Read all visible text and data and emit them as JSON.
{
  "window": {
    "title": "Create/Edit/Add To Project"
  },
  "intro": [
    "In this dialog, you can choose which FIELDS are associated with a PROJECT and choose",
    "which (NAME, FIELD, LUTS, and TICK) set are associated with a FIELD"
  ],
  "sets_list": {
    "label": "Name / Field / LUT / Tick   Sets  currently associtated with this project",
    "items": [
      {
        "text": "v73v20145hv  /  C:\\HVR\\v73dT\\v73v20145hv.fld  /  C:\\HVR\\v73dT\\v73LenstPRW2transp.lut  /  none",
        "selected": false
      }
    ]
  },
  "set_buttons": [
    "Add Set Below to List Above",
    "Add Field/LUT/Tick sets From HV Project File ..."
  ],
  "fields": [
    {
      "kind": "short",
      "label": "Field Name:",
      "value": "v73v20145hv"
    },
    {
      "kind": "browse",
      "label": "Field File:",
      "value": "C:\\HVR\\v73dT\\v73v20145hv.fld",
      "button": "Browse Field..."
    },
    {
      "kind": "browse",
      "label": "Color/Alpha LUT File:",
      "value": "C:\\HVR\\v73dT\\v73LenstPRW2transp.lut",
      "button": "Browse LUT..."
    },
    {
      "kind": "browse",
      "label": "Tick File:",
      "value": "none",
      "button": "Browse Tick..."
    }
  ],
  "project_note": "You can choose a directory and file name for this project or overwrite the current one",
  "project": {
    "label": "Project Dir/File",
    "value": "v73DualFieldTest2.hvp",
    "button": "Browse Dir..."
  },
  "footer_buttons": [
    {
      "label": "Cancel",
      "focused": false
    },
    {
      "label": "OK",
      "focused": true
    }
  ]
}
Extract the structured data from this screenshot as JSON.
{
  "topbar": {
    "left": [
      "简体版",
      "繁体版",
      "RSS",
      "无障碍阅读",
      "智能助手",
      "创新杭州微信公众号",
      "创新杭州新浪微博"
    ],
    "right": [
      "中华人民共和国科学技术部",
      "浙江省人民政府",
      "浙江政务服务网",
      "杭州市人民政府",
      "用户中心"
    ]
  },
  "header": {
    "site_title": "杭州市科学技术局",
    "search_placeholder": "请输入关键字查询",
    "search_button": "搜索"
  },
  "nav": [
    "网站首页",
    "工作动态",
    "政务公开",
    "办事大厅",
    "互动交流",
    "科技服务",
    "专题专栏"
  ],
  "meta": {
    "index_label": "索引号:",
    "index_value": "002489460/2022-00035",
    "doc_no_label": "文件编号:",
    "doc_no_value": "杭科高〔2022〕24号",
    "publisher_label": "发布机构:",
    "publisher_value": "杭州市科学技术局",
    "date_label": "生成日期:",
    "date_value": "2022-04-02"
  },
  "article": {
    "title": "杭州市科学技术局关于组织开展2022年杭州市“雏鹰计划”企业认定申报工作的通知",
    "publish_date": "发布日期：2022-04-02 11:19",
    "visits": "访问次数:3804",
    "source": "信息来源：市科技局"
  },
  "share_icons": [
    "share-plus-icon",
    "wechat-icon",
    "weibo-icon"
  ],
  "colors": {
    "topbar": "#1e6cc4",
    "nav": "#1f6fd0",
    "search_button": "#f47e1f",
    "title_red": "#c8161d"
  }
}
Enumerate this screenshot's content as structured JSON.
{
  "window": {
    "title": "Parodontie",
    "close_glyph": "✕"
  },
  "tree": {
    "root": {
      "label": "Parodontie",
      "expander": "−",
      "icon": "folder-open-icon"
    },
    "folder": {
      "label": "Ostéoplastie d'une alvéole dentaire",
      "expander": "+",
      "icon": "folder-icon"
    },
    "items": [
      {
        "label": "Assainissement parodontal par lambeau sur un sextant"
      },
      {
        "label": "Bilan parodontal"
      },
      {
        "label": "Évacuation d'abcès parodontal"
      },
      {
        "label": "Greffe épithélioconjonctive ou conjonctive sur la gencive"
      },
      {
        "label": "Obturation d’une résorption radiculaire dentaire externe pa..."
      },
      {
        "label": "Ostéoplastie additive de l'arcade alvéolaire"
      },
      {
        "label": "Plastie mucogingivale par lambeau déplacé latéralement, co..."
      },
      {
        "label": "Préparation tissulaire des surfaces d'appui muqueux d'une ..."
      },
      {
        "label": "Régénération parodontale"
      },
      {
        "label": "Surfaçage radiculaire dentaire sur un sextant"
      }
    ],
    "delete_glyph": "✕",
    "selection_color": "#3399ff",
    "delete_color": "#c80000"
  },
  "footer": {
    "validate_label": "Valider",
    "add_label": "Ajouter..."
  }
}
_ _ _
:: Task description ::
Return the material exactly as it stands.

:: Solution for this exercise ::
Read all visible text and data and emit them as JSON.
{
  "window": {
    "title": "Create/Edit/Add To Project"
  },
  "intro": [
    "In this dialog, you can choose which FIELDS are associated with a PROJECT and choose",
    "which (NAME, FIELD, LUTS, and TICK) set are associated with a FIELD"
  ],
  "sets_list": {
    "label": "Name / Field / LUT / Tick   Sets  currently associtated with this project",
    "items": [
      {
        "text": "v73v20145hv  /  C:\\HVR\\v73dT\\v73v20145hv.fld  /  C:\\HVR\\v73dT\\v73LenstPRW2transp.lut  /  none",
        "selected": false
      }
    ]
  },
  "set_buttons": [
    "Add Set Below to List Above",
    "Add Field/LUT/Tick sets From HV Project File ..."
  ],
  "fields": [
    {
      "kind": "short",
      "label": "Field Name:",
      "value": "v73v20145hv"
    },
    {
      "kind": "browse",
      "label": "Field File:",
      "value": "C:\\HVR\\v73dT\\v73v20145hv.fld",
      "button": "Browse Field..."
    },
    {
      "kind": "browse",
      "label": "Color/Alpha LUT File:",
      "value": "C:\\HVR\\v73dT\\v73LenstPRW2transp.lut",
      "button": "Browse LUT..."
    },
    {
      "kind": "browse",
      "label": "Tick File:",
      "value": "none",
      "button": "Browse Tick..."
    }
  ],
  "project_note": "You can choose a directory and file name for this project or overwrite the current one",
  "project": {
    "label": "Project Dir/File",
    "value": "v73DualFieldTest2.hvp",
    "button": "Browse Dir..."
  },
  "footer_buttons": [
    {
      "label": "Cancel",
      "focused": false
    },
    {
      "label": "OK",
      "focused": true
    }
  ]
}
Extract the structured data from this screenshot as JSON.
{
  "topbar": {
    "left": [
      "简体版",
      "繁体版",
      "RSS",
      "无障碍阅读",
      "智能助手",
      "创新杭州微信公众号",
      "创新杭州新浪微博"
    ],
    "right": [
      "中华人民共和国科学技术部",
      "浙江省人民政府",
      "浙江政务服务网",
      "杭州市人民政府",
      "用户中心"
    ]
  },
  "header": {
    "site_title": "杭州市科学技术局",
    "search_placeholder": "请输入关键字查询",
    "search_button": "搜索"
  },
  "nav": [
    "网站首页",
    "工作动态",
    "政务公开",
    "办事大厅",
    "互动交流",
    "科技服务",
    "专题专栏"
  ],
  "meta": {
    "index_label": "索引号:",
    "index_value": "002489460/2022-00035",
    "doc_no_label": "文件编号:",
    "doc_no_value": "杭科高〔2022〕24号",
    "publisher_label": "发布机构:",
    "publisher_value": "杭州市科学技术局",
    "date_label": "生成日期:",
    "date_value": "2022-04-02"
  },
  "article": {
    "title": "杭州市科学技术局关于组织开展2022年杭州市“雏鹰计划”企业认定申报工作的通知",
    "publish_date": "发布日期：2022-04-02 11:19",
    "visits": "访问次数:3804",
    "source": "信息来源：市科技局"
  },
  "share_icons": [
    "share-plus-icon",
    "wechat-icon",
    "weibo-icon"
  ],
  "colors": {
    "topbar": "#1e6cc4",
    "nav": "#1f6fd0",
    "search_button": "#f47e1f",
    "title_red": "#c8161d"
  }
}
Enumerate this screenshot's content as structured JSON.
{
  "window": {
    "title": "Parodontie",
    "close_glyph": "✕"
  },
  "tree": {
    "root": {
      "label": "Parodontie",
      "expander": "−",
      "icon": "folder-open-icon"
    },
    "folder": {
      "label": "Ostéoplastie d'une alvéole dentaire",
      "expander": "+",
      "icon": "folder-icon"
    },
    "items": [
      {
        "label": "Assainissement parodontal par lambeau sur un sextant"
      },
      {
        "label": "Bilan parodontal"
      },
      {
        "label": "Évacuation d'abcès parodontal"
      },
      {
        "label": "Greffe épithélioconjonctive ou conjonctive sur la gencive"
      },
      {
        "label": "Obturation d’une résorption radiculaire dentaire externe pa..."
      },
      {
        "label": "Ostéoplastie additive de l'arcade alvéolaire"
      },
      {
        "label": "Plastie mucogingivale par lambeau déplacé latéralement, co..."
      },
      {
        "label": "Préparation tissulaire des surfaces d'appui muqueux d'une ..."
      },
      {
        "label": "Régénération parodontale"
      },
      {
        "label": "Surfaçage radiculaire dentaire sur un sextant"
      }
    ],
    "delete_glyph": "✕",
    "selection_color": "#3399ff",
    "delete_color": "#c80000"
  },
  "footer": {
    "validate_label": "Valider",
    "add_label": "Ajouter..."
  }
}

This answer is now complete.